The Tyrants ruled for about a year before the Athenian democracy was reinstated, at which point it declared an amnesty for all recent events. He believed he was a philosopher engaged in the pursuit of Truth, and did not claim to know it fully. It is often claimed much of the anti-democratic leanings are from Plato, who was never able to overcome his disgust at what was done to his teacher.

In any case, it is clear Socrates thought the rule of the Thirty Tyrants was also objectionable; when called before them to assist in the arrest of a fellow Athenian, Socrates refused and narrowly escaped death before the Tyrants were overthrown. He did, however, fulfill his duty to serve as Prytanis when a trial of a group of Generals who presided over a disastrous naval campaign were judged; even then, he maintained an uncompromising attitude, being one of those who refused to proceed in a manner not supported by the laws, despite intense pressure.

Irvine argues that it was because of his loyalty to Athenian democracy that Socrates was willing to accept the verdict of his fellow citizens. As Irvine puts it, "During a time of war and great social and intellectual upheaval, Socrates felt compelled to express his views openly, regardless of the consequences. As a result, he is remembered today, not only for his sharp wit and high ethical standards, but also for his loyalty to the view that in a democracy the best way for a man to serve himself, his friends, and his city—even during times of war—is by being loyal to, and by speaking publicly about, the truth.

In the Symposium, Socrates credits his speech on the philosophic path to his teacher, the priestess Diotima , who is not even sure if Socrates is capable of reaching the highest mysteries. Further confusions result from the nature of these sources, insofar as the Platonic Dialogues are arguably the work of an artist-philosopher, whose meaning does not volunteer itself to the passive reader nor again the lifelong scholar.

According to Olympiodorus the Younger in his Life of Plato, [133] Plato himself "received instruction from the writers of tragedy" before taking up the study of philosophy. These indirect methods may fail to satisfy some readers.

It was this sign that prevented Socrates from entering into politics. In the Phaedrus, we are told Socrates considered this to be a form of "divine madness", the sort of insanity that is a gift from the gods and gives us poetry , mysticism , love , and even philosophy itself.

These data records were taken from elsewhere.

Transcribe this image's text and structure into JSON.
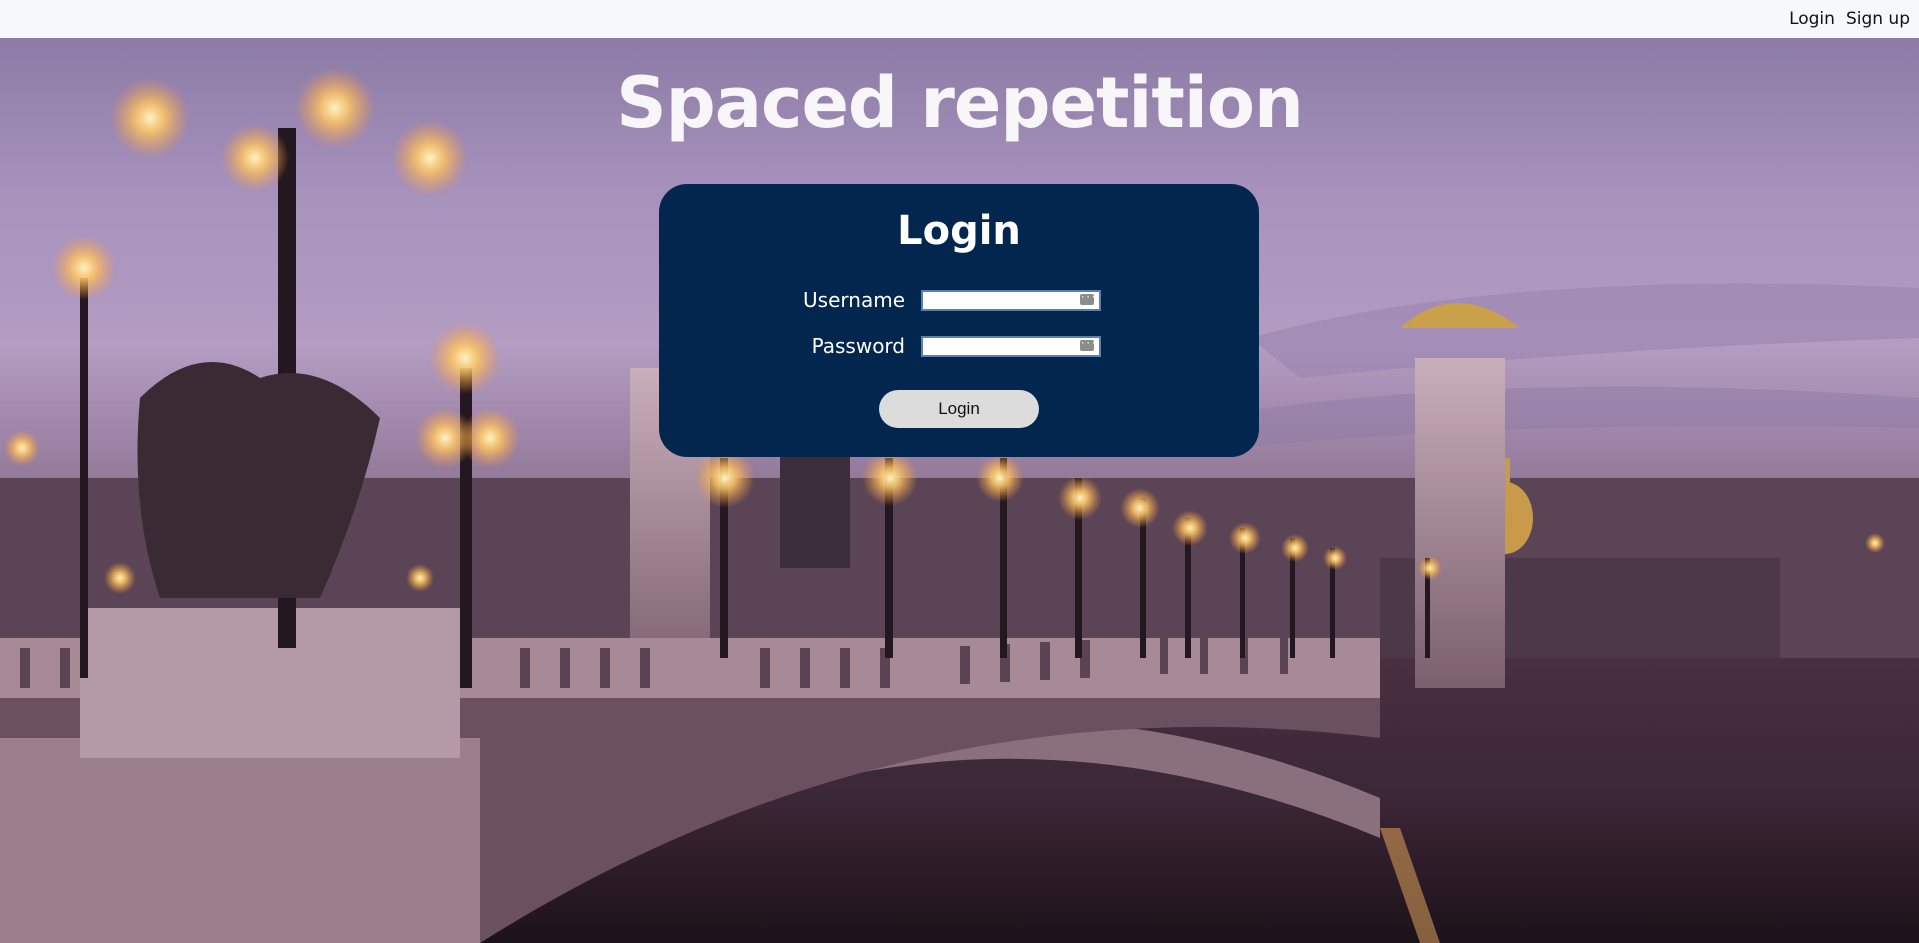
{
  "nav": {
    "login_label": "Login",
    "signup_label": "Sign up"
  },
  "hero": {
    "title": "Spaced repetition"
  },
  "login_form": {
    "title": "Login",
    "username_label": "Username",
    "username_value": "",
    "password_label": "Password",
    "password_value": "",
    "submit_label": "Login"
  },
  "colors": {
    "nav_background": "#f7f8fb",
    "card_background": "#03264f",
    "button_background": "#dcdcdc",
    "title_color": "#f8f6f8"
  },
  "icons": {
    "field_icon": "password-manager-key-icon"
  }
}
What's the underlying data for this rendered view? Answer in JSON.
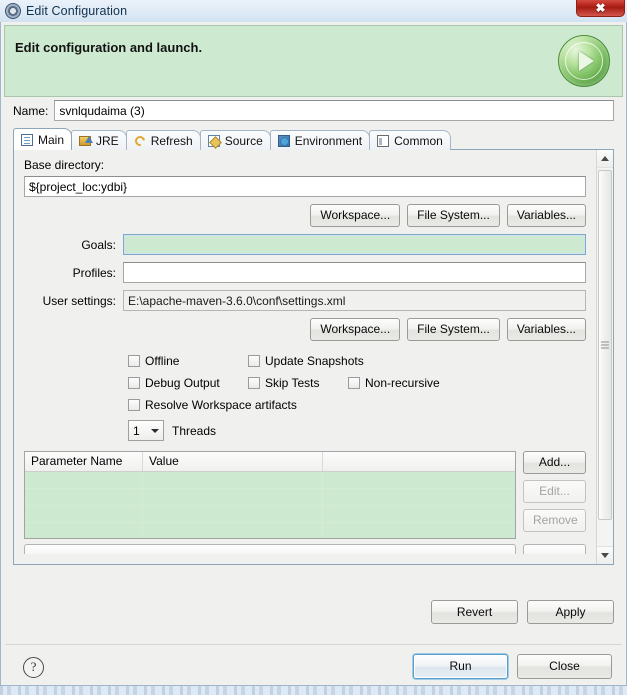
{
  "window": {
    "title": "Edit Configuration",
    "title_icon": "gear-icon",
    "close_label": "✖"
  },
  "banner": {
    "heading": "Edit configuration and launch.",
    "run_icon": "run-play-icon"
  },
  "name_field": {
    "label": "Name:",
    "value": "svnlqudaima (3)",
    "placeholder": ""
  },
  "tabs": [
    {
      "label": "Main",
      "icon": "main-doc-icon",
      "active": true
    },
    {
      "label": "JRE",
      "icon": "jre-icon",
      "active": false
    },
    {
      "label": "Refresh",
      "icon": "refresh-icon",
      "active": false
    },
    {
      "label": "Source",
      "icon": "source-icon",
      "active": false
    },
    {
      "label": "Environment",
      "icon": "environment-icon",
      "active": false
    },
    {
      "label": "Common",
      "icon": "common-icon",
      "active": false
    }
  ],
  "main_tab": {
    "base_directory": {
      "label": "Base directory:",
      "value": "${project_loc:ydbi}"
    },
    "path_buttons": [
      {
        "label": "Workspace..."
      },
      {
        "label": "File System..."
      },
      {
        "label": "Variables..."
      }
    ],
    "goals": {
      "label": "Goals:",
      "value": "",
      "focused": true
    },
    "profiles": {
      "label": "Profiles:",
      "value": ""
    },
    "user_settings": {
      "label": "User settings:",
      "value": "E:\\apache-maven-3.6.0\\conf\\settings.xml"
    },
    "settings_buttons": [
      {
        "label": "Workspace..."
      },
      {
        "label": "File System..."
      },
      {
        "label": "Variables..."
      }
    ],
    "checkboxes": [
      {
        "label": "Offline",
        "checked": false
      },
      {
        "label": "Update Snapshots",
        "checked": false
      },
      {
        "label": "Debug Output",
        "checked": false
      },
      {
        "label": "Skip Tests",
        "checked": false
      },
      {
        "label": "Non-recursive",
        "checked": false
      },
      {
        "label": "Resolve Workspace artifacts",
        "checked": false
      }
    ],
    "threads": {
      "value": "1",
      "label": "Threads"
    },
    "parameters_table": {
      "columns": [
        "Parameter Name",
        "Value",
        ""
      ],
      "rows": []
    },
    "table_buttons": [
      {
        "label": "Add...",
        "enabled": true
      },
      {
        "label": "Edit...",
        "enabled": false
      },
      {
        "label": "Remove",
        "enabled": false
      }
    ]
  },
  "dialog_buttons": {
    "revert": "Revert",
    "apply": "Apply"
  },
  "footer": {
    "help": "?",
    "run": "Run",
    "close": "Close"
  },
  "colors": {
    "banner_green": "#cde9d0",
    "accent_blue": "#5a9dc8",
    "close_red": "#c8392f",
    "run_green": "#4e9a3c"
  }
}
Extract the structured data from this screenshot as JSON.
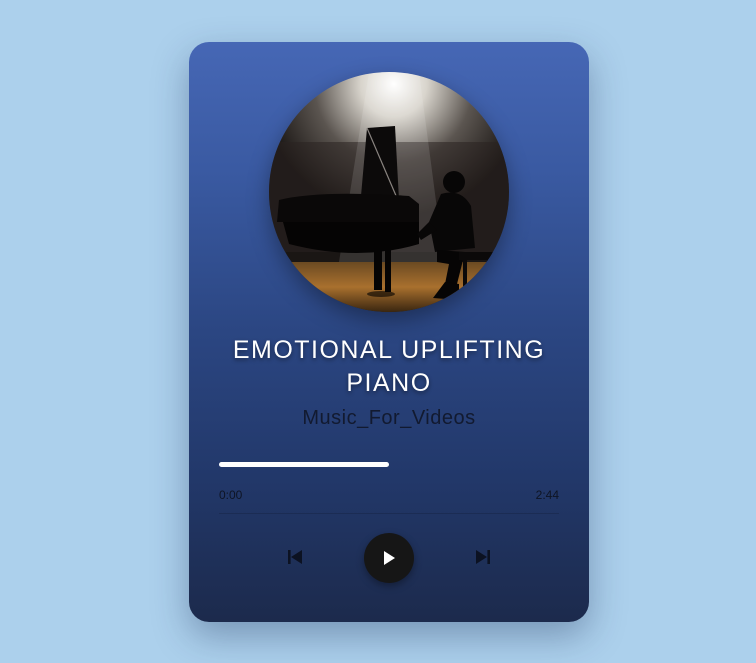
{
  "track": {
    "title": "EMOTIONAL UPLIFTING PIANO",
    "artist": "Music_For_Videos",
    "artwork_icon": "pianist-album-art"
  },
  "progress": {
    "current_time": "0:00",
    "duration": "2:44",
    "fraction": 0.5
  },
  "controls": {
    "previous_icon": "skip-previous-icon",
    "play_icon": "play-icon",
    "next_icon": "skip-next-icon"
  },
  "colors": {
    "background": "#acd0ec",
    "card_top": "#4667b5",
    "card_bottom": "#1c2a4c",
    "progress": "#ffffff",
    "play_button": "#161616"
  }
}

Today, such a voice would be classified under the Diagnostic and Statistical Manual of Mental Disorders as a command hallucination. In the play, Socrates is ridiculed for his dirtiness, which is associated with the Laconizing fad; also in plays by Callias , Eupolis , and Telecleides. Other comic poets who lampooned Socrates include Mnesimachus and Ameipsias.

In all of these, Socrates and the Sophists were criticized for "the moral dangers inherent in contemporary thought and literature". Prose sources Plato, Xenophon, and Aristotle are the main sources for the historical Socrates; however, Xenophon and Plato were students of Socrates, and they may idealize him; however, they wrote the only extended descriptions of Socrates that have come down to us in their complete form.

Aristotle refers frequently, but in passing, to Socrates in his writings. The Socratic dialogues Main article: Although his Apology is a monologue delivered by Socrates, it is usually grouped with the Dialogues.

The Apology professes to be a record of the actual speech Socrates delivered in his own defense at the trial. In the Athenian jury system, an "apology" is composed of three parts: Plato generally does not place his own ideas in the mouth of a specific speaker; he lets ideas emerge via the Socratic Method , under the guidance of Socrates. Most of the dialogues present Socrates applying this method to some extent, but nowhere as completely as in the Euthyphro.

What is the pious, and what the impious? The soul , before its incarnation in the body, was in the realm of Ideas very similar to the Platonic "Forms". There, it saw things the way they truly are, rather than the pale shadows or copies we experience on earth. By a process of questioning, the soul can be brought to remember the ideas in their pure form, thus bringing wisdom.